So why teach a class using this project-based learning method? Aren’t there other ways to help students understand the curriculum without going through such elaborate processes?
For students in our program, it’s all about the performance and the sense of ownership in a real-world product. The students in my program care about what they’re doing. They know thousands of their peers will see their words and images. They know what they do is important. They immerse and invest themselves in doing a good job.
For me as a teacher, the performance—the newspaper itself—is just a byproduct of the learning process. The product helps me formatively to assess where students are working well and where they can still improve. I am less concerned with the actual product than I am with what my students did to get there. I want them to ask big questions. I want them to know what they don’t know and then figure out whom they need to talk to in order to get answers. I want them to learn lifelong skills that will serve them well beyond these walls.
Making Room for Electives
I’m sure teachers of other electives can relate to these sentiments. Performing arts, industrial technology, art—all have obvious components of project-based learning in their classrooms.
And research supports such methods. Again, falling back on the Bucks Institute, students in a PBL classroom gain a deeper understanding of the concepts and standards at the heart of a project, build lifelong habits of learning, and can motivate students who might otherwise find school boring or meaningless.

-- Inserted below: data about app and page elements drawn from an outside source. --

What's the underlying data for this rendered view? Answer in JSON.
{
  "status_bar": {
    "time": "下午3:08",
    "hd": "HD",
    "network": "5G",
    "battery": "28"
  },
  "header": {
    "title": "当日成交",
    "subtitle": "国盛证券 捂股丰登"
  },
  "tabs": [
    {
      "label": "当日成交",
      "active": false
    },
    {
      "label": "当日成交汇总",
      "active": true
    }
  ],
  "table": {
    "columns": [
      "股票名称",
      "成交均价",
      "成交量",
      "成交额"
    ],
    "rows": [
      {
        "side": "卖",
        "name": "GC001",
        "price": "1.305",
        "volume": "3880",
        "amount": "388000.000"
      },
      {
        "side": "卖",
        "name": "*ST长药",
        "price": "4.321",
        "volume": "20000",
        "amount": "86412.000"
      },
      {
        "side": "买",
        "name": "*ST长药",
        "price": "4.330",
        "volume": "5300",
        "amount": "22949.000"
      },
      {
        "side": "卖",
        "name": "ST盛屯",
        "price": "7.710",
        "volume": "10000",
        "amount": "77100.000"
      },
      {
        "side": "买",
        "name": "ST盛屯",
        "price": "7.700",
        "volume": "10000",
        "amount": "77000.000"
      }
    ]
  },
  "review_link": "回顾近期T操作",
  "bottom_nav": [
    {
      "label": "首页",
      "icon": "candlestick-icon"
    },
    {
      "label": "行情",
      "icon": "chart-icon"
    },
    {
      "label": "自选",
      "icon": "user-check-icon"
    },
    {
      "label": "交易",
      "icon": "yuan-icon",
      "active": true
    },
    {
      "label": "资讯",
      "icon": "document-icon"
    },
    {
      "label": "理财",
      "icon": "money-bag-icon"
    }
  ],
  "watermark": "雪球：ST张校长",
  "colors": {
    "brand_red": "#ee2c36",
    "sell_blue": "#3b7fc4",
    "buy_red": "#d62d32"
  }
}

I see evidence of those attributes every day. I just wish students had more opportunities for these types of experiences. Unfortunately, as we push more and more students toward AP courses and STEM education, we sacrifice the opportunities for students to truly gain the transferable skills that project-based electives, like journalism classes, work so hard to develop. Even in our school, despite our growing enrollment, I have watched as the numbers in my program have stagnated; students have too many other requirements to complete, leaving less time for elective classes, and less time for opportunities to really set them apart from their peers.

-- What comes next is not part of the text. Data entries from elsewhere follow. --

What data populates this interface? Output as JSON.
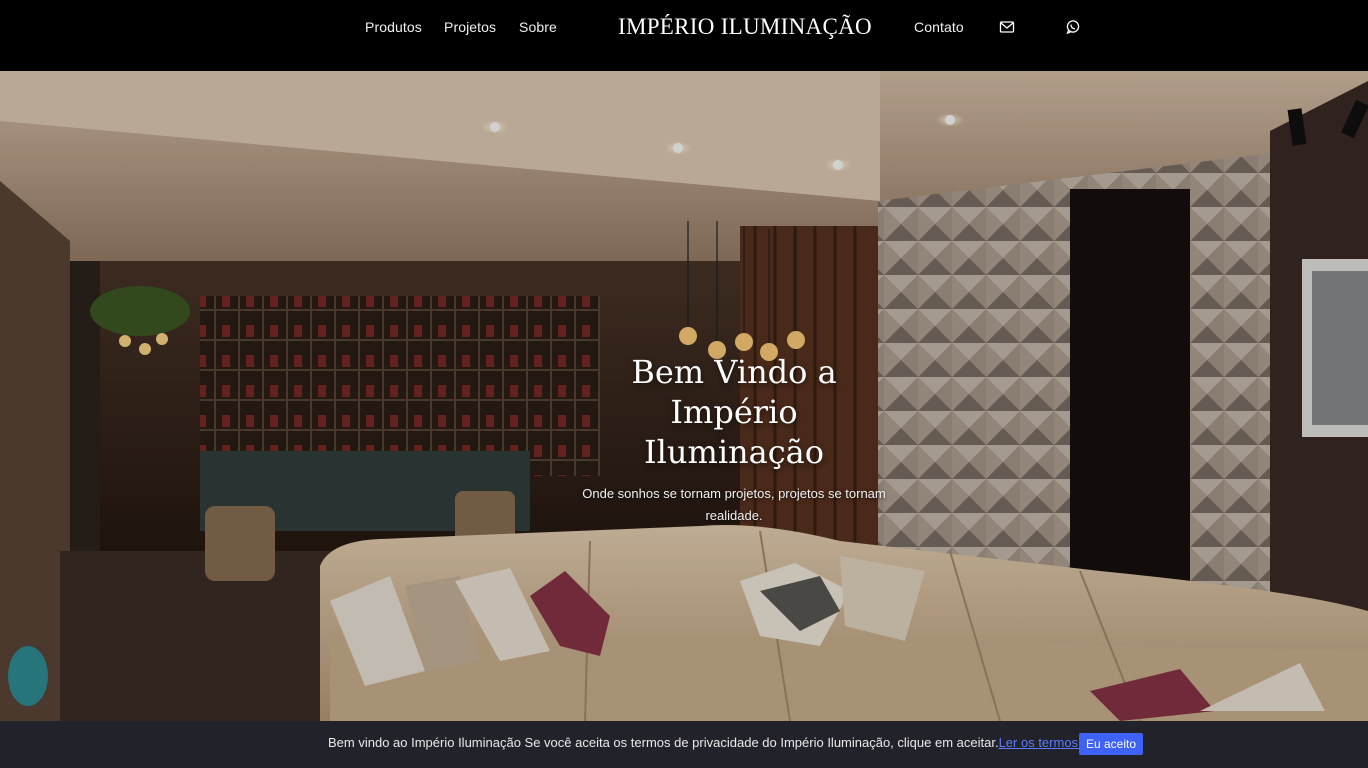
{
  "header": {
    "nav_left": [
      "Produtos",
      "Projetos",
      "Sobre"
    ],
    "brand": "IMPÉRIO ILUMINAÇÃO",
    "nav_right": "Contato",
    "icons": [
      "mail-icon",
      "whatsapp-icon"
    ]
  },
  "hero": {
    "title_lines": [
      "Bem Vindo a",
      "Império",
      "Iluminação"
    ],
    "subtitle": "Onde sonhos se tornam projetos, projetos se tornam realidade."
  },
  "cookie": {
    "text": "Bem vindo ao Império Iluminação Se você aceita os termos de privacidade do Império Iluminação, clique em aceitar.",
    "link": "Ler os termos.",
    "accept": "Eu aceito",
    "link_color": "#5d7cff",
    "button_color": "#3d62f5"
  }
}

And that means fewer opportunities for experiences like the scenario I outlined in the beginning of this article. After our conversations, the students were able to rethink their coverage. With a better understanding of the angle of the story, the editors were able to plan and reshoot imagery that was much more in keeping with the spirit of the article. Instead of the girl with tape over her mouth, the cover photo became a shot of a girl holding a megaphone with caution tape draped over it. The title itself was changed from “Do Not Speak” to “Speak with Caution.” When the piece was finally published in December 2013, it received positive feedback, and despite the amount of hard work and regrouping the students had to do, I think they were far more satisfied with the results.

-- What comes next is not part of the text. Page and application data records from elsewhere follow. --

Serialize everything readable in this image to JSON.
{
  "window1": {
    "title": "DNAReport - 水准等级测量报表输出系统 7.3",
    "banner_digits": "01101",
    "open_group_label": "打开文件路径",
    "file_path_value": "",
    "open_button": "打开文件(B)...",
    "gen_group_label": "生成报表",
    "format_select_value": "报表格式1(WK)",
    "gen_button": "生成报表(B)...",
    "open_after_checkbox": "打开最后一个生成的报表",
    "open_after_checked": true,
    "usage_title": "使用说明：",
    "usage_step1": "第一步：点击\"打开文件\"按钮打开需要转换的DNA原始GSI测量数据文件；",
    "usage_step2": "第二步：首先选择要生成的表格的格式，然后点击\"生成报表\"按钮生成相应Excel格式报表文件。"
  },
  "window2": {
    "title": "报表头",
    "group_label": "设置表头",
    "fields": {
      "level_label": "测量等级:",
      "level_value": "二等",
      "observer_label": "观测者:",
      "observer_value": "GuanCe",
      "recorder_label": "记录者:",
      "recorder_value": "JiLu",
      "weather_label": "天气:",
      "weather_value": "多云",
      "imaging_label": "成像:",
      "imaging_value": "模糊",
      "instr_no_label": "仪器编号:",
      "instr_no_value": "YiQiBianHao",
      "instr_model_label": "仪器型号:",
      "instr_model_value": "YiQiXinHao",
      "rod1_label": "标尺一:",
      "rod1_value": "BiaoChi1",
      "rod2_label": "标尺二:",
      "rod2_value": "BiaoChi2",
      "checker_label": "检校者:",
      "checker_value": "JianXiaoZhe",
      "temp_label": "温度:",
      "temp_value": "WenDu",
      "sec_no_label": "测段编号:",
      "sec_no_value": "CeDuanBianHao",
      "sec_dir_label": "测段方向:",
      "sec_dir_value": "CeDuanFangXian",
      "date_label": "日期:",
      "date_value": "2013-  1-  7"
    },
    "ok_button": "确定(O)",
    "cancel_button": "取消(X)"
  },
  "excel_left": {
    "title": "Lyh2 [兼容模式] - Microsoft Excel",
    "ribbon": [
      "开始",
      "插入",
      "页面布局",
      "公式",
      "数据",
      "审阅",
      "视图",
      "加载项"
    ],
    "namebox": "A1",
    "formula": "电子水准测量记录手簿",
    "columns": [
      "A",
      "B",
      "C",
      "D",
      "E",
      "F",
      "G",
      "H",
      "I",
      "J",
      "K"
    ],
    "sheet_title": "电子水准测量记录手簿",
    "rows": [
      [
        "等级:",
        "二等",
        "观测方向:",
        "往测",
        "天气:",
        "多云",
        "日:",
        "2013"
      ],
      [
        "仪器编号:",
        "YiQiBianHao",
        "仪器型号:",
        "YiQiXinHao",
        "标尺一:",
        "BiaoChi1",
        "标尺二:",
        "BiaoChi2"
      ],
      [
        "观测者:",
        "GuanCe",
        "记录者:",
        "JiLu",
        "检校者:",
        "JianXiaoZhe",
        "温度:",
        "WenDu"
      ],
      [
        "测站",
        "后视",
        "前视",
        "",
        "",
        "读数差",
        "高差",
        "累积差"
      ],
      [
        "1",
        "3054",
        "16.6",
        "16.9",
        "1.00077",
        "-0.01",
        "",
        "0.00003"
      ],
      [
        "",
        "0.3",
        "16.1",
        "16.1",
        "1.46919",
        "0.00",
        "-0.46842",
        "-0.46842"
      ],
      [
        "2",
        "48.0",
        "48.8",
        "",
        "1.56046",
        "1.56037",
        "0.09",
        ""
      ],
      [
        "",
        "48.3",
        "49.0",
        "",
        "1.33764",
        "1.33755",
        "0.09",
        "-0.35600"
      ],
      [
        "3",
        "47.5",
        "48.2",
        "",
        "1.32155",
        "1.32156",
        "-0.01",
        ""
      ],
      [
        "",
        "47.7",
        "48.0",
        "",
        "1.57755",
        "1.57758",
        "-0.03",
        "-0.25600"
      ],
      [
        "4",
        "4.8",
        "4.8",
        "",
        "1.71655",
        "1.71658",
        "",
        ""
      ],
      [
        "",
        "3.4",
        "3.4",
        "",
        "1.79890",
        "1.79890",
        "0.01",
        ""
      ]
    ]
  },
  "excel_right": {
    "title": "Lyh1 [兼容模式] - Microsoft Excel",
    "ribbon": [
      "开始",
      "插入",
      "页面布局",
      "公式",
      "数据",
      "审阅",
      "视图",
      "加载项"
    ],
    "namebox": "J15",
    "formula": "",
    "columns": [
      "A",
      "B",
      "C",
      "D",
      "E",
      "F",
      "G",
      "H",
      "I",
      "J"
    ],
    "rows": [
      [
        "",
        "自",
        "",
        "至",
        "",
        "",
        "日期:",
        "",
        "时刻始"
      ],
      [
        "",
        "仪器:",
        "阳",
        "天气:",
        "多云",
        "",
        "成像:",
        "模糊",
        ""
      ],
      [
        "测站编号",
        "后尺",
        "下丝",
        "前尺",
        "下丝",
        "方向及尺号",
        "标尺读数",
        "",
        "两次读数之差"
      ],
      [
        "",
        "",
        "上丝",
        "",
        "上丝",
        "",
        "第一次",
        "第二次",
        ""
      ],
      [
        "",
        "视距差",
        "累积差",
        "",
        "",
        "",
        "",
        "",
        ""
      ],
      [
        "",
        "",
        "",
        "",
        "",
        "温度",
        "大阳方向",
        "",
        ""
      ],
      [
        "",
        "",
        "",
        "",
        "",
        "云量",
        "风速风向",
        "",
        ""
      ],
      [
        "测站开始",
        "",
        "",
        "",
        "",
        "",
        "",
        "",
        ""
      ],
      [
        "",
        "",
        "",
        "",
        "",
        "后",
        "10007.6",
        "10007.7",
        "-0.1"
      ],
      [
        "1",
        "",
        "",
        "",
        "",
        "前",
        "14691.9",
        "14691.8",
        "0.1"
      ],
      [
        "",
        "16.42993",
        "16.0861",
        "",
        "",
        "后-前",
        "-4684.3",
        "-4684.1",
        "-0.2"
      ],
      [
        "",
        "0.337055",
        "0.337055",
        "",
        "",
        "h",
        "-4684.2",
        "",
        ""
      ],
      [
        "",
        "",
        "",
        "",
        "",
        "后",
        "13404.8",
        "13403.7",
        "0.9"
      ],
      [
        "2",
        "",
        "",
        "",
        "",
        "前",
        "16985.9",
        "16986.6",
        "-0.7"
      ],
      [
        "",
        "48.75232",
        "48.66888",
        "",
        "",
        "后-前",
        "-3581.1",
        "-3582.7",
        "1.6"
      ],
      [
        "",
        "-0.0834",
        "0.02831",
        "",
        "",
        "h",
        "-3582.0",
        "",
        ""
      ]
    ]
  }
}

It wasn’t perfect, though. At the end of the process, the designer in charge of the pages came to me and said that, while she really appreciated our discussions, she wished we had had “more time to implement those changes instead of trying to do everything in a week.” I smiled and said that had more to do with time management than design.
And I told her that that was discussion we can save for later. After all, there’s always a next issue to provide more lessons.